On the New York Times blog Dot Earth, Andy Revkin has been periodically examining the challenge of green communications.  No, not the daily efforts we put forth reaching out to journalists like Revkin with our clients' stories.  Rather, the conversation he's encouraging centers on the broader struggle to communicate the immediacy and magnitude of climate change in a unified, understandable way to a wide audience. 

However, though the subject is broader, the fundamental question is the same: How can we use language to make people care?  With the climate change story, it often seems that the public has become anesthetized to doomsday predictions, alienated by scientific jargon, and polarized by the political connotations of certain terms.

While the campaign for the health of the planet is larger than any public relations campaign for a business, many of the issues are the same as those we face in business storytelling, especially for clients in related industries.   A few things to think about:

Clarity: A consistent, immediately understandable message is key.  For example, A recent study by ecoAmerica, a non-profit environmental marketing group suggests, "Instead of grim warnings about global warming, the firm advises, talk about “our deteriorating atmosphere.” Drop discussions of carbon dioxide and bring up “moving away from the dirty fuels of the past.” Don’t confuse people with cap and trade; use terms like “cap and cash back” or “pollution reduction refund.”

Audience: As is often suggested in this conversation, we need to make the climate change story relatable and meet the audience where they are.  Seed Magazine asked six experts to discuss the ecoAmerica report and the issue of framing climate change in the article, "Is There a Better Word for Doom?"  Some of the brightest minds in climate change and sustainability debate the successes and shortcomings of the collective campaign to effect changes that will positively impact the planet.  You can also review Dot Earth's post on the Seed discussion, "A Climate (Communications) Crisis?" which suggests that the issue is not as much how we give a human voice to the message.
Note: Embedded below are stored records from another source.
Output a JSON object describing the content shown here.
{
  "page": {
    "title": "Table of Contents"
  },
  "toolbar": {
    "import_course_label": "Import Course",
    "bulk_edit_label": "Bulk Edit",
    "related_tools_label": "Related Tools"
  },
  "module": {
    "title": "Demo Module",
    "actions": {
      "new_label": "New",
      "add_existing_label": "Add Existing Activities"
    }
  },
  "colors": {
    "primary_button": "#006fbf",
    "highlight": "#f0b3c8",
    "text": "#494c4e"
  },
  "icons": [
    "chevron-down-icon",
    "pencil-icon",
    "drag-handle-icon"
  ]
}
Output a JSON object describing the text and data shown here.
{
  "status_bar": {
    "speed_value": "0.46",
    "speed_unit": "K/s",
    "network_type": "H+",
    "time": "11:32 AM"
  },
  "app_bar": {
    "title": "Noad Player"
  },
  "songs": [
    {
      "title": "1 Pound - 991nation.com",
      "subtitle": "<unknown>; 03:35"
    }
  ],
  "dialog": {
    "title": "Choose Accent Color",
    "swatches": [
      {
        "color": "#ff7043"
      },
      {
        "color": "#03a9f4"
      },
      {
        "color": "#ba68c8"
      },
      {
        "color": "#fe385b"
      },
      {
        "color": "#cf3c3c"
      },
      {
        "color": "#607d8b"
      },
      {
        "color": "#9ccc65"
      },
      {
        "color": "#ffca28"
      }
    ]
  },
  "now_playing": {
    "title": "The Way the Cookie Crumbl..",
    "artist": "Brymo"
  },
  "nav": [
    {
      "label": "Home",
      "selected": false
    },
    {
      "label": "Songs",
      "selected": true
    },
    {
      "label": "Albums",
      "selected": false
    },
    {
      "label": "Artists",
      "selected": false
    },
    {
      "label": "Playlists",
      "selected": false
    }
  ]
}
Immediacy: How can we make the story relevant to the here and now?  I think this is one of the most challenging aspects of telling the climate change story, as the end of the story remains inevitably unresolved.  Many of the negative repercussions we talk about in the climate change story are still very far off.  However, I believe addressing the first two points, clarity and audience, well can help storytellers – whether PR professionals, journalists, academics or scientists, convey immediacy more effectively and minimize this challenge.

One Greenough client that's found success bringing the environmental story to life life is TRIRIGA, whose CEO likens reducing environmental impact to dieting, as in this article in Forbes.  A carbon footprint is an intangible concept that can be difficult to comprehend.  Using the framework of obesity and dieting helps bridge that gap, especially for busy executives who need to understand a challenge and potential solution in an instant.

– Contributed by Catharine Morgan.  Follow her @c_morgan